Start of Record set
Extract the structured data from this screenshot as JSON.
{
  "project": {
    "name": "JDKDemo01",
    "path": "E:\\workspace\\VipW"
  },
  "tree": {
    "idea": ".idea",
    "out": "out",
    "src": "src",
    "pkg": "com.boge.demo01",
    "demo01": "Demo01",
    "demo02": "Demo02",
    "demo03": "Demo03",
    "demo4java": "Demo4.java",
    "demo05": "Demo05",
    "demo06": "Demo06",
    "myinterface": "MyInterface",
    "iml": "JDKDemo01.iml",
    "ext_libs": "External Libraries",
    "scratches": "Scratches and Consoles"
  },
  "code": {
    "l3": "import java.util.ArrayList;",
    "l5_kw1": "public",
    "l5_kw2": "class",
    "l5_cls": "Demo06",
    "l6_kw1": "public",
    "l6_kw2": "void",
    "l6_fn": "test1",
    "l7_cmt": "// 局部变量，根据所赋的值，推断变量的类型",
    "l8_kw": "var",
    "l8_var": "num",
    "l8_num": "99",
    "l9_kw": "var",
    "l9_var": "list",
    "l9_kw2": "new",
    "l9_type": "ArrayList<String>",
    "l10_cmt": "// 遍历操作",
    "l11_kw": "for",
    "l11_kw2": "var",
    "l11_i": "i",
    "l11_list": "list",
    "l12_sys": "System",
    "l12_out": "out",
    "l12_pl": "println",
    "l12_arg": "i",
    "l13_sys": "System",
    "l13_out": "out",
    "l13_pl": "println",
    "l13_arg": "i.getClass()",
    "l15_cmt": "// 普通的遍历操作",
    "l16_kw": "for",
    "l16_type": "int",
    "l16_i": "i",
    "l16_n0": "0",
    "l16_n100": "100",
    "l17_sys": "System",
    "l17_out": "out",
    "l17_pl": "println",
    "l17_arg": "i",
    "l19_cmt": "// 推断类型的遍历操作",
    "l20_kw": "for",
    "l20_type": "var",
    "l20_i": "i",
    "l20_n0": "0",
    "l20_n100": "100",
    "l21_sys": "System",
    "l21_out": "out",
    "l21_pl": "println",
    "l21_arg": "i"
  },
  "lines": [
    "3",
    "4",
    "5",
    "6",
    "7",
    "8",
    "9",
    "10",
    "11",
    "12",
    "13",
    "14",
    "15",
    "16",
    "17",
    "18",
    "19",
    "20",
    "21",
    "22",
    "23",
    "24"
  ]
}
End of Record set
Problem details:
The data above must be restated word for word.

Exercise output:
Extract the structured data from this screenshot as JSON.
{
  "project": {
    "name": "JDKDemo01",
    "path": "E:\\workspace\\VipW"
  },
  "tree": {
    "idea": ".idea",
    "out": "out",
    "src": "src",
    "pkg": "com.boge.demo01",
    "demo01": "Demo01",
    "demo02": "Demo02",
    "demo03": "Demo03",
    "demo4java": "Demo4.java",
    "demo05": "Demo05",
    "demo06": "Demo06",
    "myinterface": "MyInterface",
    "iml": "JDKDemo01.iml",
    "ext_libs": "External Libraries",
    "scratches": "Scratches and Consoles"
  },
  "code": {
    "l3": "import java.util.ArrayList;",
    "l5_kw1": "public",
    "l5_kw2": "class",
    "l5_cls": "Demo06",
    "l6_kw1": "public",
    "l6_kw2": "void",
    "l6_fn": "test1",
    "l7_cmt": "// 局部变量，根据所赋的值，推断变量的类型",
    "l8_kw": "var",
    "l8_var": "num",
    "l8_num": "99",
    "l9_kw": "var",
    "l9_var": "list",
    "l9_kw2": "new",
    "l9_type": "ArrayList<String>",
    "l10_cmt": "// 遍历操作",
    "l11_kw": "for",
    "l11_kw2": "var",
    "l11_i": "i",
    "l11_list": "list",
    "l12_sys": "System",
    "l12_out": "out",
    "l12_pl": "println",
    "l12_arg": "i",
    "l13_sys": "System",
    "l13_out": "out",
    "l13_pl": "println",
    "l13_arg": "i.getClass()",
    "l15_cmt": "// 普通的遍历操作",
    "l16_kw": "for",
    "l16_type": "int",
    "l16_i": "i",
    "l16_n0": "0",
    "l16_n100": "100",
    "l17_sys": "System",
    "l17_out": "out",
    "l17_pl": "println",
    "l17_arg": "i",
    "l19_cmt": "// 推断类型的遍历操作",
    "l20_kw": "for",
    "l20_type": "var",
    "l20_i": "i",
    "l20_n0": "0",
    "l20_n100": "100",
    "l21_sys": "System",
    "l21_out": "out",
    "l21_pl": "println",
    "l21_arg": "i"
  },
  "lines": [
    "3",
    "4",
    "5",
    "6",
    "7",
    "8",
    "9",
    "10",
    "11",
    "12",
    "13",
    "14",
    "15",
    "16",
    "17",
    "18",
    "19",
    "20",
    "21",
    "22",
    "23",
    "24"
  ]
}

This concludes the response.